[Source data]
◆ ◆ ◆ ◆

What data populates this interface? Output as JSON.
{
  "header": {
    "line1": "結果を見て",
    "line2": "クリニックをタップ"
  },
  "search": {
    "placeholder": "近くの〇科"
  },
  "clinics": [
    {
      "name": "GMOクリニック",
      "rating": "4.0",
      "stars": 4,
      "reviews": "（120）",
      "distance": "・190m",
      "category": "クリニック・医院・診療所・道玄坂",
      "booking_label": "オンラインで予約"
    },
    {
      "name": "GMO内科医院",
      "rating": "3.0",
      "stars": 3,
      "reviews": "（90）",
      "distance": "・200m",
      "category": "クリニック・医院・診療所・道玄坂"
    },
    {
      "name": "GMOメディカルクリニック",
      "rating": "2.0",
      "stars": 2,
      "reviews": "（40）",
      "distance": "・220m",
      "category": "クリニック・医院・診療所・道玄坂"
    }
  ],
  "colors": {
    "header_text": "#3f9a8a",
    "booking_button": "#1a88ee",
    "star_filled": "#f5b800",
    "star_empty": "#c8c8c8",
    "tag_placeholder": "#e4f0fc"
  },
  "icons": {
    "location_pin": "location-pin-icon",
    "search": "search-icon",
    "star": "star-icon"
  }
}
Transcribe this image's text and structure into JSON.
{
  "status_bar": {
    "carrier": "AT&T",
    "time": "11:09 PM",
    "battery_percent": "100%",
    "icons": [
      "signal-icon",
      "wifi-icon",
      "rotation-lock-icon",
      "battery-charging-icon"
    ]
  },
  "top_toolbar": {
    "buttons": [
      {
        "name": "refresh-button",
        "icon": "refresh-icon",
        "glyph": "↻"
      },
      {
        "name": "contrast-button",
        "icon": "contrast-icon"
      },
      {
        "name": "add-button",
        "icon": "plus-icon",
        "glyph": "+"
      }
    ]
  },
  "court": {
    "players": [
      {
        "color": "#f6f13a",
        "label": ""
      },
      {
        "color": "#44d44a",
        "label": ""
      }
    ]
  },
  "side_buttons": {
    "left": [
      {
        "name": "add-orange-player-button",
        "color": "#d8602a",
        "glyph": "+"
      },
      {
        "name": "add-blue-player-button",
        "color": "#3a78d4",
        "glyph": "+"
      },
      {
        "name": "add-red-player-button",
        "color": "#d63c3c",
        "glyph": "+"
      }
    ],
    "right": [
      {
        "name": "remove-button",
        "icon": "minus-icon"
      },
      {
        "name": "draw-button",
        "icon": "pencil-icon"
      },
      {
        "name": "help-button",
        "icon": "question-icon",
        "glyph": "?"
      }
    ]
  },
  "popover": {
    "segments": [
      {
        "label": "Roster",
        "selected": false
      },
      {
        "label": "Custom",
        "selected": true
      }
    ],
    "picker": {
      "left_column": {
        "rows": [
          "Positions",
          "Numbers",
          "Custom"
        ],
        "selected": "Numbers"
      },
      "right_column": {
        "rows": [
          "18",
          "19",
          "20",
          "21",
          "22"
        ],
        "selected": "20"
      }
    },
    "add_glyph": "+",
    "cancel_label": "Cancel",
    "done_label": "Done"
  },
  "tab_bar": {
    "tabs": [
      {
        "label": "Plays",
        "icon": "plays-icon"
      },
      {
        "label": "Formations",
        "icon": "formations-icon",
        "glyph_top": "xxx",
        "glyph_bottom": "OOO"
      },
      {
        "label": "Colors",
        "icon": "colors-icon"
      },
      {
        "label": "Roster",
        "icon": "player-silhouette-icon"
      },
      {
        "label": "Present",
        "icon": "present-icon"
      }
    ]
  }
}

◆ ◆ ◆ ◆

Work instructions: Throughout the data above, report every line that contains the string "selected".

Result:
        "selected": false
        "selected": true
        "selected": "Numbers"
        "selected": "20"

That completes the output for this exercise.